So here are my questions for Adobe:
Is there still income from Flash Player licensing? If not, how does keeping the Player closed source help your business interests?
Is it the client side DRM you have in place in the Player that's stopping you from making it open source?
Do you not have the resources to communicate with the community that would develop around an open sourced player (knowing that you would have spend some time to justify many things that exist in the codebase to maintain backwards compatibility)?
Are you concerned that a rival would clone some of the technology you developed and implement it in their proprietary player (e.g. MS, but they already gave up on Silverlight)?
Would the sudden influx of new security patches as vulnerabilities are discovered and fixed potentially compromise the performance of the Player?
Are you worried that individuals with malicious intent will find new vulnerabilities and exploit them?
What are your other concerns that are preventing you from open sourcing the Flash Player?
Google pays lots of money for Adobe to auto opt-in Flash installs with Chrome.
My understanding of that arrangement is that it is a mutually beneficial relationship that guarantees that Chrome users have the latest version of Flash (and Chrome is thus more secure) and the Flash Player update adoption happens faster. It makes very little sense to me that Google would pay Adobe for that since Adobe benefits just as much as Google.

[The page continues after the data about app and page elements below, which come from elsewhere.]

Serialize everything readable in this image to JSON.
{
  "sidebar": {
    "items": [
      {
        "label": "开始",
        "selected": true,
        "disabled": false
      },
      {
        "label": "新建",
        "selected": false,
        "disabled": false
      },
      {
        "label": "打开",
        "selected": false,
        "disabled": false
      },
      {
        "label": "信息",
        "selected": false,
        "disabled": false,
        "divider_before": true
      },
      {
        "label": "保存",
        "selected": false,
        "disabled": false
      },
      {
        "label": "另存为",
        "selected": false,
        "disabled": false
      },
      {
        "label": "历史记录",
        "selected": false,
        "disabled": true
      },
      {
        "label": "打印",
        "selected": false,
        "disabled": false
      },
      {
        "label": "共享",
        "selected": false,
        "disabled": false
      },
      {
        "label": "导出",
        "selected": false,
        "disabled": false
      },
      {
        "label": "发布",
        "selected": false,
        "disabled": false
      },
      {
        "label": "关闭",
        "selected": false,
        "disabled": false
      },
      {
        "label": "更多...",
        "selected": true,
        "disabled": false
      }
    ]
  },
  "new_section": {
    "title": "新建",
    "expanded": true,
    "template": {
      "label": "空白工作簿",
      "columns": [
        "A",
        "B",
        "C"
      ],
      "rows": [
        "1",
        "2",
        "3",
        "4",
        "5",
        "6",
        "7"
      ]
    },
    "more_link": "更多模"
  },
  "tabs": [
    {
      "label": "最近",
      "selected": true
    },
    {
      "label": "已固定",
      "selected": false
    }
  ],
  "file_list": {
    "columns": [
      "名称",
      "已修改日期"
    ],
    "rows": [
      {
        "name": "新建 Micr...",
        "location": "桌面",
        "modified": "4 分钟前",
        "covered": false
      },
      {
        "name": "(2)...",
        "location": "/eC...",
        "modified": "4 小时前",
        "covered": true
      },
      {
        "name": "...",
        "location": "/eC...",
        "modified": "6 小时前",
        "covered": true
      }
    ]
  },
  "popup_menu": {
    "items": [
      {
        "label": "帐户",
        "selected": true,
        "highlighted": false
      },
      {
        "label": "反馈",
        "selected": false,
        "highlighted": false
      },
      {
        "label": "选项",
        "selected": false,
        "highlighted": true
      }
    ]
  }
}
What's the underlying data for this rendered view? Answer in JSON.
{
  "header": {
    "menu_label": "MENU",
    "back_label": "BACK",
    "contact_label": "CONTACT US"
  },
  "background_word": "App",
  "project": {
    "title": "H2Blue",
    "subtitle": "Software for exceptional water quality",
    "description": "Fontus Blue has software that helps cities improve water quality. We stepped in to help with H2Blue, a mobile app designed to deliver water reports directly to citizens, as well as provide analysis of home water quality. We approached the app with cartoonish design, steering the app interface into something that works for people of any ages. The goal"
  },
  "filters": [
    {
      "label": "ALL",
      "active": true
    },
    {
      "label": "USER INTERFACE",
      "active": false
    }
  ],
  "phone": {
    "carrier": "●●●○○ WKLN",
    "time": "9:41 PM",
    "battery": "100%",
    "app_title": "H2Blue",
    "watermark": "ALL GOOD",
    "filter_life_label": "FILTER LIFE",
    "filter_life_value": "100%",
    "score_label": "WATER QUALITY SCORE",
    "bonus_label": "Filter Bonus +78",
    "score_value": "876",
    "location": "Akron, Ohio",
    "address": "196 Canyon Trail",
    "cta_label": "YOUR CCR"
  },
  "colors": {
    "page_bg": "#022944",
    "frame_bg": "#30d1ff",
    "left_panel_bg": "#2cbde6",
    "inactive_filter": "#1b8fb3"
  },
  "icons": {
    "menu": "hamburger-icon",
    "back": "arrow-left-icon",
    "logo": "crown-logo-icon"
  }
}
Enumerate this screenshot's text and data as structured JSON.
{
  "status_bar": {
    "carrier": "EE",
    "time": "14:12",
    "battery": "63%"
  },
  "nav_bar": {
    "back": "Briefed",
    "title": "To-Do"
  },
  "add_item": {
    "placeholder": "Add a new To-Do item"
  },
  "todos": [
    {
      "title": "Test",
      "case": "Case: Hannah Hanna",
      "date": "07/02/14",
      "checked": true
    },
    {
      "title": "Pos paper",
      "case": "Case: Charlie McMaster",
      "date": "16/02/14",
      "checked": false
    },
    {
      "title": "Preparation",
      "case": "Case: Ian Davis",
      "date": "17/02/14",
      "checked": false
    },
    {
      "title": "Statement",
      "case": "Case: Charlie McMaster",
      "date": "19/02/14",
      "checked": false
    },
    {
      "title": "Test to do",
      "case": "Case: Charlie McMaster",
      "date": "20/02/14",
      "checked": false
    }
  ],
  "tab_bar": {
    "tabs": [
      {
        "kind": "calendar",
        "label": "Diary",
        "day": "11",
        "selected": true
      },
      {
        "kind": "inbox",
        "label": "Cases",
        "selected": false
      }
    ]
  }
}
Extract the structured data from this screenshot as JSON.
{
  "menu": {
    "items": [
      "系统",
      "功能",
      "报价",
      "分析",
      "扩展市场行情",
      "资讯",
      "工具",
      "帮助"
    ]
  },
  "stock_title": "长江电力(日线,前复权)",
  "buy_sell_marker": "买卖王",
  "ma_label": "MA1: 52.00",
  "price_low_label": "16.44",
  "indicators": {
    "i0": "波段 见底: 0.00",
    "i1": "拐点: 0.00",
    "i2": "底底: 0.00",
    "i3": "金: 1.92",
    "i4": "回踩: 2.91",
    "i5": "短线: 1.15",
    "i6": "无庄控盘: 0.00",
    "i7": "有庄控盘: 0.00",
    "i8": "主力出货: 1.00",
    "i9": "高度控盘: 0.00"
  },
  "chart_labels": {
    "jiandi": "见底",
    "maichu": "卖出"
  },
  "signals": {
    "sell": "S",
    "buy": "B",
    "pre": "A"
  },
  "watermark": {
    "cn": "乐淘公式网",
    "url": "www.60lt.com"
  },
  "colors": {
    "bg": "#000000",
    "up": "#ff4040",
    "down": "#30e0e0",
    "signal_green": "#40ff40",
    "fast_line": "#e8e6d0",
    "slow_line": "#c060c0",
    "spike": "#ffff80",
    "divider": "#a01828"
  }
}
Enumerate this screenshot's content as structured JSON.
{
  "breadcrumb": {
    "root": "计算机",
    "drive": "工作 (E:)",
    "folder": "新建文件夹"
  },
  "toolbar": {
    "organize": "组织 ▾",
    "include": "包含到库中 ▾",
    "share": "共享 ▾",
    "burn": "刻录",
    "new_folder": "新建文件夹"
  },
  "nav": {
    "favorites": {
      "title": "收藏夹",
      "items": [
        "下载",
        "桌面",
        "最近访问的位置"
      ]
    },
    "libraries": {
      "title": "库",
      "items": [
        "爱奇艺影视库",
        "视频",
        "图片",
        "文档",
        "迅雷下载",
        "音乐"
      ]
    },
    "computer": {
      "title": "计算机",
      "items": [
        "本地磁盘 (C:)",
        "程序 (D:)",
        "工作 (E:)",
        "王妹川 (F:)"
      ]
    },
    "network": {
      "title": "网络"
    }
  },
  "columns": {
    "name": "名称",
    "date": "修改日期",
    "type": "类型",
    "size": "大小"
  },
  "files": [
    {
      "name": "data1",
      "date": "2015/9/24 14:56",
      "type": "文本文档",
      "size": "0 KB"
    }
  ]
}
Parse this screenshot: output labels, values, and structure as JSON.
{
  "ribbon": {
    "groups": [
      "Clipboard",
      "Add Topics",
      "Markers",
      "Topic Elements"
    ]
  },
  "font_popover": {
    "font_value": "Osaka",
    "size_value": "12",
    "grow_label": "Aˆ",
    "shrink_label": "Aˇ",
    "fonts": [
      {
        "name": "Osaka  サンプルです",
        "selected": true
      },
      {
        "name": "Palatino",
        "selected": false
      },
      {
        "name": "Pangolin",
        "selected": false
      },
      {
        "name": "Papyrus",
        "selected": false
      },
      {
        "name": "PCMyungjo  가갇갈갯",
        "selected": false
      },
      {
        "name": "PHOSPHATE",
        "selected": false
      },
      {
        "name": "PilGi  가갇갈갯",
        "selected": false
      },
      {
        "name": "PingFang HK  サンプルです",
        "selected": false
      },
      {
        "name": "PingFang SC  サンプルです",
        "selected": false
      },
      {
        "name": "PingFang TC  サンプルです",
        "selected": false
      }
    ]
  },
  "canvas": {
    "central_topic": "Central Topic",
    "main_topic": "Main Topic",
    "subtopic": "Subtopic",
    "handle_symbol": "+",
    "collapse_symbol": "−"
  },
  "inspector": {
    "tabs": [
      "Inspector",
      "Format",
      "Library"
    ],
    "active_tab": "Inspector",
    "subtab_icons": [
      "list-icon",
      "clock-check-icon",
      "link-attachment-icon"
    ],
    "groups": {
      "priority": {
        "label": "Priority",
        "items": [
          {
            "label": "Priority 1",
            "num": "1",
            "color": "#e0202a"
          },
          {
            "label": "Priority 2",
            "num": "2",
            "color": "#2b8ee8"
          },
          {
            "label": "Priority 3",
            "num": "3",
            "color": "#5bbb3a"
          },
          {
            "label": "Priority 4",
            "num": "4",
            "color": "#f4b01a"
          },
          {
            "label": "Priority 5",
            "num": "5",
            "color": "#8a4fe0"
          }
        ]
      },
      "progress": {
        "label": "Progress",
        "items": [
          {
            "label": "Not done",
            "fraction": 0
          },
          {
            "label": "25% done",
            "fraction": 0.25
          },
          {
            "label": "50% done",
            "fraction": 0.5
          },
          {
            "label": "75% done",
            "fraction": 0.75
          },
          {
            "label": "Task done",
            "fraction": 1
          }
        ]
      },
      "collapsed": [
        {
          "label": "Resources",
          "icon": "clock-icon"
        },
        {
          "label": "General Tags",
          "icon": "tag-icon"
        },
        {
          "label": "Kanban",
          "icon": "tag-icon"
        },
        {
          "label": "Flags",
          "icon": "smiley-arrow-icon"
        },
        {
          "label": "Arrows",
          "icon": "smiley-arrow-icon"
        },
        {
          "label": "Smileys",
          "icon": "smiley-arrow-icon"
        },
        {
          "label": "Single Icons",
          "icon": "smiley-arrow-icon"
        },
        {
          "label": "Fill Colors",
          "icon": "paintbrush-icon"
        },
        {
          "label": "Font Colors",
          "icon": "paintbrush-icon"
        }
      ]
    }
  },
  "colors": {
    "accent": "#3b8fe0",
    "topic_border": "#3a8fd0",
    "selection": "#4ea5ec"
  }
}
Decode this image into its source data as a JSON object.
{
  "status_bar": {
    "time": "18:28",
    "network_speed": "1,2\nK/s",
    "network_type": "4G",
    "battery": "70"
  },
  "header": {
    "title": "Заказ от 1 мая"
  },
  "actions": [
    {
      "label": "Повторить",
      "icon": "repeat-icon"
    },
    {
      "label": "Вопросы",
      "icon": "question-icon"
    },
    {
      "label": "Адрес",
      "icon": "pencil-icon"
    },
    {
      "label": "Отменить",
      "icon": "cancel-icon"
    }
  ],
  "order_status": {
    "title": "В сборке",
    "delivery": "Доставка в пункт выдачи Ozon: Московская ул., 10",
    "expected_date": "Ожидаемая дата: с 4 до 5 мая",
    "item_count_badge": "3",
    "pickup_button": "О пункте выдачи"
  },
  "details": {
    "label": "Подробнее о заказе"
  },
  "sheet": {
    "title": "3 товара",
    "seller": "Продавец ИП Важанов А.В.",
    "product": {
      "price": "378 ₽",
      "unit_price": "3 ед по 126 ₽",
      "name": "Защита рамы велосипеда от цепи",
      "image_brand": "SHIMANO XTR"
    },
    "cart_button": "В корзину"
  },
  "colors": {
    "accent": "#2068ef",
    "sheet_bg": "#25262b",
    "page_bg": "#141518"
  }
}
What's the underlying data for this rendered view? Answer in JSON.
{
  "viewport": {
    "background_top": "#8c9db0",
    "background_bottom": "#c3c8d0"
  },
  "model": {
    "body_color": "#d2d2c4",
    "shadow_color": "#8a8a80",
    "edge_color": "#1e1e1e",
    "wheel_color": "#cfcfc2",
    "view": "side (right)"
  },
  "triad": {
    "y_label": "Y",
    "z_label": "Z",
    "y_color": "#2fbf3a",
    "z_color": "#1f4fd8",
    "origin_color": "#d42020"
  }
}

Now how much money this brings in, who knows.
Note that this is NOT the same as Flash being bundled with Chrome. This is Chrome being bundled with Flash.